The term Anthropocene is increasingly used to designate the period of Earth’s history during which humans have assumed a leading role in planetary change, beginning about 1850 C.E., when fossil fuels became the dominant energy source. Given humanity’s compounding impact on the environment over time, studying the effects of human activity on the Earth has become a cornerstone of climate-change research. The spread of global warming has become so pervasive that human activity increases its speed in what were once unexpected ways, exemplified by the spread of ashes across previously bright white ice and snow in high mountains and glaciers, diminishing their reflectiveness and advancing thaw. The melting of ice also yields a darker ocean surface, which accelerates rises in temperature. Even processes that are not often thought of as contributions to warming, such as the green revolution in agriculture, may play a role. Notable references that address the Anthropocene include “The New World of the Anthropocene” by Jan Zalasiewicz et al., “Modeled Impact of Anthropogenic Warming on the Frequency of Intense Atlantic Hurricanes” by Morris A. Bender et al., and “Water and Climate: Recognizing Anthropogenic Drought” by Amir AghaKouchak et al.

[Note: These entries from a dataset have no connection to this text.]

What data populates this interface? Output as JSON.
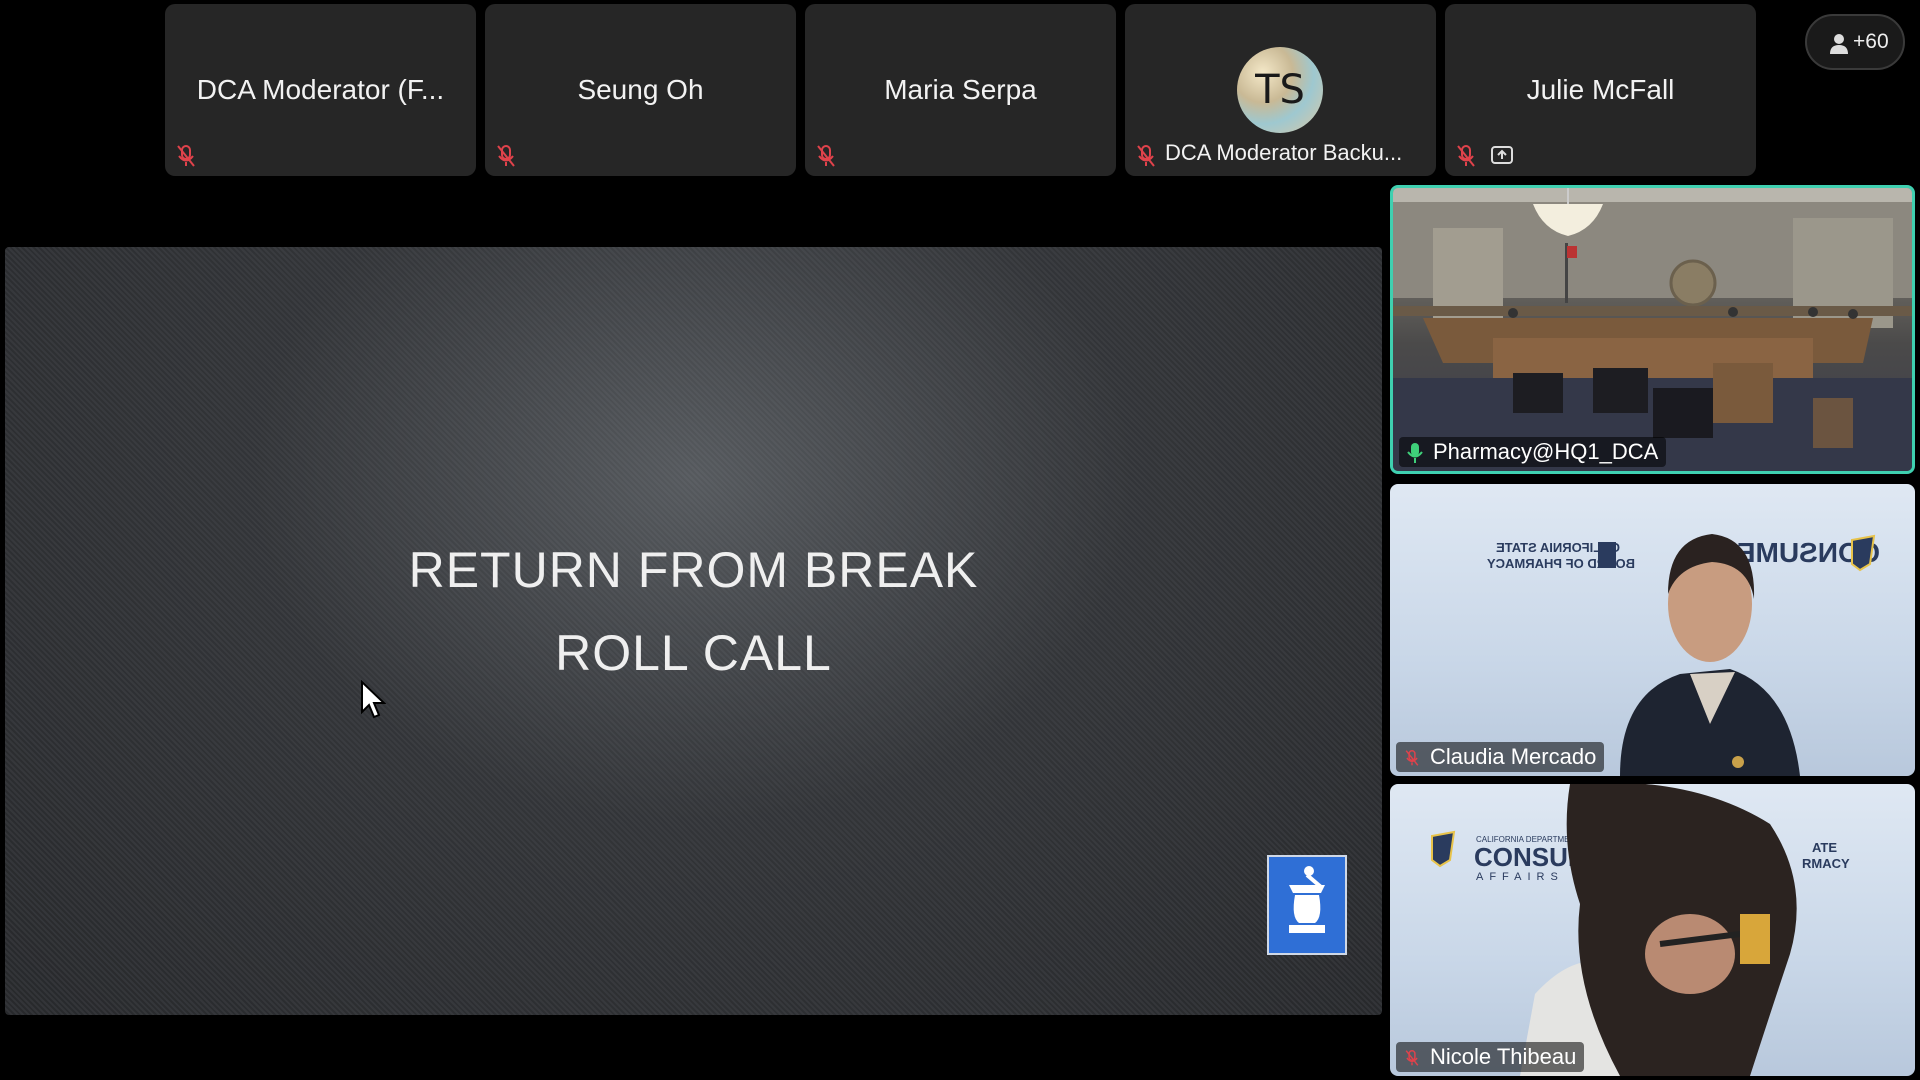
{
  "participants": [
    {
      "name": "DCA Moderator (F...",
      "muted": true
    },
    {
      "name": "Seung Oh",
      "muted": true
    },
    {
      "name": "Maria Serpa",
      "muted": true
    },
    {
      "name": "DCA Moderator Backu...",
      "initials": "TS",
      "muted": true
    },
    {
      "name": "Julie McFall",
      "muted": true,
      "sharing": true
    }
  ],
  "participant_overflow": "+60",
  "slide": {
    "line1": "RETURN FROM BREAK",
    "line2": "ROLL CALL"
  },
  "videos": [
    {
      "name": "Pharmacy@HQ1_DCA",
      "muted": false,
      "active_speaker": true
    },
    {
      "name": "Claudia Mercado",
      "muted": true
    },
    {
      "name": "Nicole Thibeau",
      "muted": true
    }
  ],
  "backdrop_text": {
    "board_line1": "CALIFORNIA STATE",
    "board_line2": "BOARD OF PHARMACY",
    "dept_line1": "CALIFORNIA DEPARTMENT OF",
    "dept_line2": "CONSUMER",
    "dept_line3": "AFFAIRS",
    "partial_line1": "ATE",
    "partial_line2": "RMACY"
  },
  "colors": {
    "active_speaker_border": "#3fd0b0",
    "mute_icon": "#e0424b",
    "unmuted_mic": "#3fd07a"
  }
}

However, fossil fuels have not always been required to bring about the disintegration of an important and apparently stable political and economic system. Witness the Maya, who fell into an intense drought that may have continued for several hundred years. This catastrophe is detailed in the Science articles “Development and Disintegration of Maya Political Systems in Response to Climate Change” by Douglas J. Kennett et al. and “Did Pulses of Climate Change Drive the Rise and Fall of the Maya?” by Heather Pringle.
Even as an intense effort continues to deemphasize fossil fuels lest the Earth become victim to heating that existentially threatens humans, fish, and other animals, oil companies continue to develop new sources of carbon-based energy. One such source is oil or tar sands, mainly extracted from the plains and prairies of the US and Canada, which produces some of the dirtiest fuels on the planet. The New York Times has reported on the adverse effects (environmental and economic) of tar sands and other extractive energy sources in the articles “The Tar Sands Disaster” by Thomas Homer-Dixon, “Coal Miners Struggle to Survive in an Industry Battered by Layoffs and Bankruptcy” by Clifford Krauss, and “The Real Cost of Coal” by David J. Hayes and James H. Stock. Other important sources on this are Seth Borenstein’s “Top Doctors’ Prescription for Feverish Planet: Cut Out Coal,” Michael Jakob and Jerome Hilaire’s “Climate Science: Unburnable Fossil-Fuel Reserves,” and Bob Johnson’s Carbon Nation.